Hardcourt Bike Polo Has Flourished In South Florida (part 1)

Forget American football for now. There is a small game known for getting a worldwide draw in South Florida, especially in Broward County.

Hardcourt bike polo was originated in Seattle in the early 2000s and is a subtle form of grass cycling, invented in Ireland in 1891.

Players form three or four teams and use small hand-painted characters from ski poles to skillfully advance the ball to the goal.

These games are played on the streets and in difficult areas such as basketball courts, tennis courts and roller hockey rinks.

With kindness and balance, the games are fast and played with good strength. Athletes in street clothes ride on fast-moving bicycles and often customize their bikes with handmade wheelbarrows, shortened handlebars and move the brakes to one side so that players can brake with one hand.

The game was held in South Florida about 2007, when a team of 15 or more players will meet at the roller hockey rinks at Holiday Park in Fort Lauderdale. Initially, the FTL Bike Polo meetups were inconsistent until the name came to prominence and re-emerged in late 2011. Now the group meets every Thursday night.

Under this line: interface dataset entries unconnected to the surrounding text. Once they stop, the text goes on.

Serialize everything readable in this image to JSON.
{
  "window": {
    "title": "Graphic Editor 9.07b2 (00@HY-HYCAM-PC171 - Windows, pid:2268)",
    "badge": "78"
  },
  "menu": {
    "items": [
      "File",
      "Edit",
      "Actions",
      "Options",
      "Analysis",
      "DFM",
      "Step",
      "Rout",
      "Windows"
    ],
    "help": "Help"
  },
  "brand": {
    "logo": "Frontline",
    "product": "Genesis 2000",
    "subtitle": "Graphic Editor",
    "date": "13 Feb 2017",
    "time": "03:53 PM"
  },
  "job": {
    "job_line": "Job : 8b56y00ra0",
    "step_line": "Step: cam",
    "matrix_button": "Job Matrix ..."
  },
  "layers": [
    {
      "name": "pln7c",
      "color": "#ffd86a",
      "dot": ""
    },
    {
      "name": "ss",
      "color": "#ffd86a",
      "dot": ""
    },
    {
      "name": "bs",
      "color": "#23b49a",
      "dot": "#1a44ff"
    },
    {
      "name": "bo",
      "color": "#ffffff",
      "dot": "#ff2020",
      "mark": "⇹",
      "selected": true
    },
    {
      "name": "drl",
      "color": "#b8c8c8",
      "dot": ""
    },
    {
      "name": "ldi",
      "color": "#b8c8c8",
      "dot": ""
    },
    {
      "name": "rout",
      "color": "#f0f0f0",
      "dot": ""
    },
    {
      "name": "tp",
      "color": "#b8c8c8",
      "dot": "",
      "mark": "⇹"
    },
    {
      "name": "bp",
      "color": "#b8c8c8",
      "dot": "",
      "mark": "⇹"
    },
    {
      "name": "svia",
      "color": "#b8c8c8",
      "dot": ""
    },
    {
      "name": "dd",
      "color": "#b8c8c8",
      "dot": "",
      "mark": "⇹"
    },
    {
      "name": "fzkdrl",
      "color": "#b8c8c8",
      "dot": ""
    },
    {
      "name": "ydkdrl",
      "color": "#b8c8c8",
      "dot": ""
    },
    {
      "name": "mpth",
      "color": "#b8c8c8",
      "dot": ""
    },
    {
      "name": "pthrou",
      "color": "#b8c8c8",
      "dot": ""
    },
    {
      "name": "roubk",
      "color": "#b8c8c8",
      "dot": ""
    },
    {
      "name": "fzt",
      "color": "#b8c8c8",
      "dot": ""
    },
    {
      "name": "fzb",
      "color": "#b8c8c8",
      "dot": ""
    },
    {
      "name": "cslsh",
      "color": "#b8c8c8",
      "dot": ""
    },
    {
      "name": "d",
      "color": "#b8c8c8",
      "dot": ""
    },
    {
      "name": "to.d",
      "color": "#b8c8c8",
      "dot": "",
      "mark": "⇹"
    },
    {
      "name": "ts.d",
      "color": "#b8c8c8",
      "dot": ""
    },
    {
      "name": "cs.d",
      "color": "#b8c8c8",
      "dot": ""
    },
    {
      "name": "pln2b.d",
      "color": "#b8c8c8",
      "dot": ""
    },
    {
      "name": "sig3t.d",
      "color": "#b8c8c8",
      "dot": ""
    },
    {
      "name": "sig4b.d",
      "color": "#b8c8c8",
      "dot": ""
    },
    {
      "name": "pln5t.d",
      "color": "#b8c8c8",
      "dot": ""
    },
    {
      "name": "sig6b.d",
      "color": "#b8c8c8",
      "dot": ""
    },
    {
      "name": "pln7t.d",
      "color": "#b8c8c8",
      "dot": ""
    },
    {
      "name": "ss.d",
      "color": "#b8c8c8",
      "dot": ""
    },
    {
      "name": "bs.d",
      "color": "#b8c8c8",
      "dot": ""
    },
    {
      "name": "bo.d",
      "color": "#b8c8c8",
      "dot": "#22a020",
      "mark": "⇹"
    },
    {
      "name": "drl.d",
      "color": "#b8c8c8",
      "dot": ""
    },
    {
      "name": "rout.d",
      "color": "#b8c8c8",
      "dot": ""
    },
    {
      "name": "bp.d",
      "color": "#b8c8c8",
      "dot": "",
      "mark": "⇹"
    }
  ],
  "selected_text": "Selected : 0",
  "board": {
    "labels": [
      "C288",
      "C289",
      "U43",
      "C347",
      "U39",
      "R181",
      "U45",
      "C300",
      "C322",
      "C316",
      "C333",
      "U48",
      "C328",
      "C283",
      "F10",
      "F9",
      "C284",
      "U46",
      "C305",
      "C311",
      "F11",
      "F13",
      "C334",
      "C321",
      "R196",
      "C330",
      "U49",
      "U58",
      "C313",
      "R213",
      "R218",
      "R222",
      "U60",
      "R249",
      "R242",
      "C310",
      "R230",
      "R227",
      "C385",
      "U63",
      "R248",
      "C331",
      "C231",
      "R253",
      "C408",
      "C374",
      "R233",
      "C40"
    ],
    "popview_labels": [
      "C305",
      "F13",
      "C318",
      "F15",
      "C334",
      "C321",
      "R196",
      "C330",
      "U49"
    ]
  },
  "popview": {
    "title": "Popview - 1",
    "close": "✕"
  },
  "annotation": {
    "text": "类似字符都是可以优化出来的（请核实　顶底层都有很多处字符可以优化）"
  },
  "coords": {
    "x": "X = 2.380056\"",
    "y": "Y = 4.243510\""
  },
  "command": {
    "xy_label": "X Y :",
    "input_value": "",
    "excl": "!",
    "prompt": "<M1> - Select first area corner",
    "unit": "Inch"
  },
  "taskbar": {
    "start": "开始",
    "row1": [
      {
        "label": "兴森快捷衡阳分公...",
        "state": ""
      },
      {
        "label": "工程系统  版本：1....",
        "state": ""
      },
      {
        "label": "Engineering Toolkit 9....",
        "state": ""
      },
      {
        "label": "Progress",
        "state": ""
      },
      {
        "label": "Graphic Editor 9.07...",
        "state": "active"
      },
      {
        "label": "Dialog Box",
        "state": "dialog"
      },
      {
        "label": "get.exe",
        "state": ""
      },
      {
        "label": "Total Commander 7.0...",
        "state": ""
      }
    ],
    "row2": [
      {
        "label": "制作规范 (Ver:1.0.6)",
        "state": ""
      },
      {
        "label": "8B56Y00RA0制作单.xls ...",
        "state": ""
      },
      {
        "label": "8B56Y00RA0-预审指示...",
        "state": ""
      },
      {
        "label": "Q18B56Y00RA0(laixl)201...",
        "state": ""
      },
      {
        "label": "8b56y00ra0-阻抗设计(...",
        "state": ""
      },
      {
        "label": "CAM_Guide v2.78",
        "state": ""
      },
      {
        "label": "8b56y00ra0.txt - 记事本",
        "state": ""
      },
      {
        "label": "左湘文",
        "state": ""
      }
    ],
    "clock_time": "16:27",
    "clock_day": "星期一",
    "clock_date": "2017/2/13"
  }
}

In court competitions can be violent, but apart from court players they promote a cohesive community, often sitting on weekends, celebrating birthdays or simply wandering around. When players are on the road or going to other cities, they can connect to other areas of the polo field and find a bed to hit on.

The Bike polo is divided into seven areas throughout the United States. Kreally ‘K’ Kasai, a long-time resident of Fort Lauderdale and a cyclist, says: “South Florida was one of the last places to bring a bicycle pole, so the increase in excitement we are seeing is the arrival of other cities. See a huge increase now.”

After that, the sport grew and spread to Miami.